What to do :: Every single entry that follows is to be retyped exactly.

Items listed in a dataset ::
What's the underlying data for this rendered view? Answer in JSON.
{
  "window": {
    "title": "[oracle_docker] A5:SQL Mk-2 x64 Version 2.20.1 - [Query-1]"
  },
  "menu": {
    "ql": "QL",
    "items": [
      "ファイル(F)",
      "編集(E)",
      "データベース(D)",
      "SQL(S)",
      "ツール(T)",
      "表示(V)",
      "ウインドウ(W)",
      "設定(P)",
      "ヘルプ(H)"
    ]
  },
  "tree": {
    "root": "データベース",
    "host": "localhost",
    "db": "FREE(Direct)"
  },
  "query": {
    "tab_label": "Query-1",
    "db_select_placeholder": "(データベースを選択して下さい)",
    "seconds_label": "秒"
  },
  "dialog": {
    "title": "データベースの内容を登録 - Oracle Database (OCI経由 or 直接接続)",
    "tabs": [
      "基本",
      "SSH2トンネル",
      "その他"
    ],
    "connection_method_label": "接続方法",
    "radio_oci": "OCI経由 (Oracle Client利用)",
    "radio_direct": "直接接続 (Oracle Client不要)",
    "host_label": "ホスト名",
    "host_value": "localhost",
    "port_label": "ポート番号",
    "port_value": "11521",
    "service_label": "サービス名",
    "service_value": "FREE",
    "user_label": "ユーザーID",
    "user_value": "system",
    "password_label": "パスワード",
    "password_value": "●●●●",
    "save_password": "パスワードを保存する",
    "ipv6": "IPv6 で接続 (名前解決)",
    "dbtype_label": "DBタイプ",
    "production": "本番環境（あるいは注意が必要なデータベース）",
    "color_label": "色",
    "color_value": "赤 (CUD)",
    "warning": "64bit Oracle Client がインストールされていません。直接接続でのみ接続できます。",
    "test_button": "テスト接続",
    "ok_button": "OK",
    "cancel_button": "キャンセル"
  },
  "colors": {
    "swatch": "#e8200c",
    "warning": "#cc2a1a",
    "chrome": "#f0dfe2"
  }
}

Task response ::
What's the underlying data for this rendered view? Answer in JSON.
{
  "window": {
    "title": "[oracle_docker] A5:SQL Mk-2 x64 Version 2.20.1 - [Query-1]"
  },
  "menu": {
    "ql": "QL",
    "items": [
      "ファイル(F)",
      "編集(E)",
      "データベース(D)",
      "SQL(S)",
      "ツール(T)",
      "表示(V)",
      "ウインドウ(W)",
      "設定(P)",
      "ヘルプ(H)"
    ]
  },
  "tree": {
    "root": "データベース",
    "host": "localhost",
    "db": "FREE(Direct)"
  },
  "query": {
    "tab_label": "Query-1",
    "db_select_placeholder": "(データベースを選択して下さい)",
    "seconds_label": "秒"
  },
  "dialog": {
    "title": "データベースの内容を登録 - Oracle Database (OCI経由 or 直接接続)",
    "tabs": [
      "基本",
      "SSH2トンネル",
      "その他"
    ],
    "connection_method_label": "接続方法",
    "radio_oci": "OCI経由 (Oracle Client利用)",
    "radio_direct": "直接接続 (Oracle Client不要)",
    "host_label": "ホスト名",
    "host_value": "localhost",
    "port_label": "ポート番号",
    "port_value": "11521",
    "service_label": "サービス名",
    "service_value": "FREE",
    "user_label": "ユーザーID",
    "user_value": "system",
    "password_label": "パスワード",
    "password_value": "●●●●",
    "save_password": "パスワードを保存する",
    "ipv6": "IPv6 で接続 (名前解決)",
    "dbtype_label": "DBタイプ",
    "production": "本番環境（あるいは注意が必要なデータベース）",
    "color_label": "色",
    "color_value": "赤 (CUD)",
    "warning": "64bit Oracle Client がインストールされていません。直接接続でのみ接続できます。",
    "test_button": "テスト接続",
    "ok_button": "OK",
    "cancel_button": "キャンセル"
  },
  "colors": {
    "swatch": "#e8200c",
    "warning": "#cc2a1a",
    "chrome": "#f0dfe2"
  }
}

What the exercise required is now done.